WIKIMEDIA, METHOXY ROXYNeural regeneration has long been eyed as a possible treatment for spinal cord injury. Unfortunately, most studies have shown that unless new cells are grafted within a few weeks of injury, no new neurons are able to grow. This is in part because astrocytes and other neural support cells form a scar, of sorts, that physically blocks neuronal growth. But Ken Kadoya and colleagues at the University of California, San Diego, have demonstrated that neurons can and do grow in injured rat spinal cords months after injury, according to research presented at the Society for Neuroscience (SfN) meeting being held in Washington, DC, this week.
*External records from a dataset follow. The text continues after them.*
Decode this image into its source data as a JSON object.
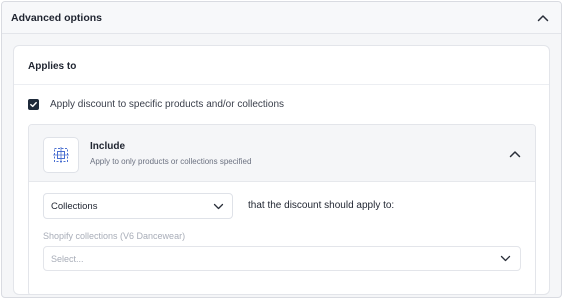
{
  "advanced": {
    "title": "Advanced options",
    "toggle_icon": "chevron-up-icon"
  },
  "applies_to": {
    "title": "Applies to",
    "checkbox_label": "Apply discount to specific products and/or collections",
    "checkbox_checked": true
  },
  "include": {
    "title": "Include",
    "subtitle": "Apply to only products or collections specified",
    "icon": "collection-select-icon",
    "toggle_icon": "chevron-up-icon"
  },
  "type_select": {
    "value": "Collections",
    "suffix_text": "that the discount should apply to:"
  },
  "collections_select": {
    "label": "Shopify collections (V6 Dancewear)",
    "placeholder": "Select..."
  },
  "colors": {
    "checkbox": "#1e2a3a",
    "border": "#dfe2e8",
    "muted_text": "#a8adb8"
  }
}
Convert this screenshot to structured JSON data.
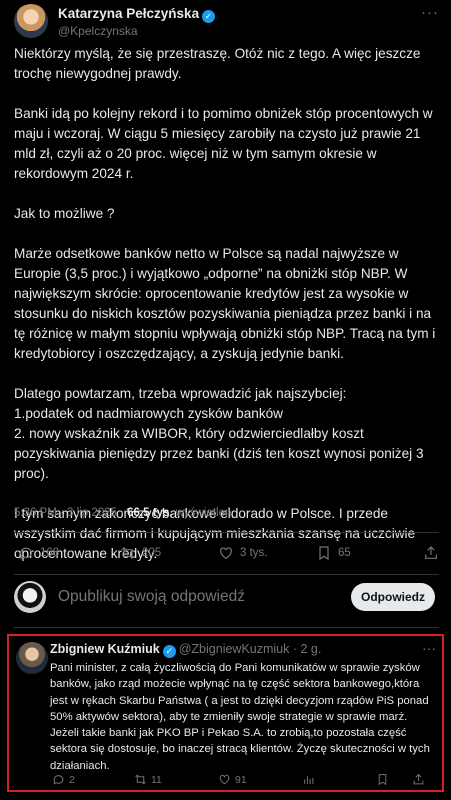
{
  "tweet": {
    "author_name": "Katarzyna Pełczyńska",
    "author_handle": "@Kpelczynska",
    "verified_icon": "✓",
    "more_icon": "···",
    "paragraphs": [
      "Niektórzy myślą, że się przestraszę. Otóż nic z tego. A więc jeszcze trochę niewygodnej prawdy.",
      "Banki idą po kolejny rekord i to pomimo obniżek stóp procentowych w maju i wczoraj. W ciągu 5 miesięcy zarobiły na czysto już prawie 21 mld zł, czyli aż o 20 proc. więcej niż w tym samym okresie w rekordowym 2024 r.",
      "Jak to możliwe ?",
      "Marże odsetkowe banków netto w Polsce są nadal najwyższe w Europie (3,5 proc.) i wyjątkowo „odporne” na obniżki stóp NBP. W największym skrócie: oprocentowanie kredytów jest za wysokie w stosunku do niskich kosztów pozyskiwania pieniądza przez banki i na tę różnicę w małym stopniu wpływają obniżki stóp NBP. Tracą na tym i kredytobiorcy i oszczędzający, a zyskują jedynie banki.",
      "Dlatego powtarzam, trzeba wprowadzić jak najszybciej:",
      "1.podatek od nadmiarowych zysków banków",
      "2. nowy wskaźnik za WIBOR, który odzwierciedlałby koszt pozyskiwania pieniędzy przez banki (dziś ten koszt wynosi poniżej 3 proc).",
      "I tym samym zakończyć bankowe eldorado w Polsce. I przede wszystkim dać firmom i kupującym mieszkania szansę na uczciwie oprocentowane kredyty."
    ],
    "time": "5:36 PM · 3 lip 2025 · ",
    "views_count": "66,5 tys.",
    "views_label": " wyświetleń",
    "replies": "168",
    "reposts": "205",
    "likes": "3 tys.",
    "bookmarks": "65"
  },
  "reply_composer": {
    "placeholder": "Opublikuj swoją odpowiedź",
    "button_label": "Odpowiedz"
  },
  "reply": {
    "author_name": "Zbigniew Kuźmiuk",
    "author_handle": "@ZbigniewKuzmiuk · 2 g.",
    "more_icon": "···",
    "text": "Pani minister, z całą życzliwością do Pani komunikatów w sprawie zysków banków, jako rząd możecie wpłynąć na tę część sektora bankowego,która jest w rękach Skarbu Państwa ( a jest to dzięki decyzjom rządów PiS ponad 50% aktywów sektora), aby te zmieniły swoje strategie w sprawie marż. Jeżeli takie banki jak PKO BP i Pekao S.A. to zrobią,to pozostała  część sektora się dostosuje, bo inaczej stracą klientów. Życzę skuteczności w tych działaniach.",
    "replies": "2",
    "reposts": "11",
    "likes": "91"
  },
  "colors": {
    "background": "#000000",
    "text": "#e7e9ea",
    "muted": "#71767b",
    "accent": "#1d9bf0",
    "highlight_border": "#d32128"
  }
}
The researchers grafted neural progenitor cells from fetal rats into lesions in the adult rat spinal cords either two weeks or six months after injury. In both groups, the results looked nearly identical: the lesions filled up with new neurons, and those neurons projected axons to the brain stem and to distant regions of the spinal cord. “Even if you graft six months after injury, you can get many neurons in the lesion site and those neurons can connect to the host neurons,” Kadoya told The Scientist.
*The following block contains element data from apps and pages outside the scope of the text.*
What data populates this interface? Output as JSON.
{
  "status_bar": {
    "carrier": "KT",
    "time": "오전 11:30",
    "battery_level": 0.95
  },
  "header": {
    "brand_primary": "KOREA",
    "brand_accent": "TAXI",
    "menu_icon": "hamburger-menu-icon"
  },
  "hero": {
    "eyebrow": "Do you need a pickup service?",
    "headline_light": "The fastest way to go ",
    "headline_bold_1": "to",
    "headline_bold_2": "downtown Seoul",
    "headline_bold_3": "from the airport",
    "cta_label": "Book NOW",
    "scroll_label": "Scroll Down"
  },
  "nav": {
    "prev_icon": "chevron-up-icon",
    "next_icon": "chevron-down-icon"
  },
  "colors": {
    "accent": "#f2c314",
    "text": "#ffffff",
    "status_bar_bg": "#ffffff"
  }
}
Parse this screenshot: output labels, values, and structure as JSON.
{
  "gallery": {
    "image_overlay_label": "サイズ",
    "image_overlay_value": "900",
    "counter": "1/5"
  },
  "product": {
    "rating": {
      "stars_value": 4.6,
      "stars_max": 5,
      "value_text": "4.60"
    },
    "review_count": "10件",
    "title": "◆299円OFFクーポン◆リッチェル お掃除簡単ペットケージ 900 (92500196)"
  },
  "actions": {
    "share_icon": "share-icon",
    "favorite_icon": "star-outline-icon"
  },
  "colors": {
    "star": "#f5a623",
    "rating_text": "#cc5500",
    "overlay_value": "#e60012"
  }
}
Moreover, the researchers found that the astrocyte-generated scar tissue around the lesion site had disappeared after neural regrowth. “It’s as if the tissue rejuvenates,” said neuroscientist Lars Olson of the Karolinska Institute in Sweden who was not involved in the work. “That is amazing.”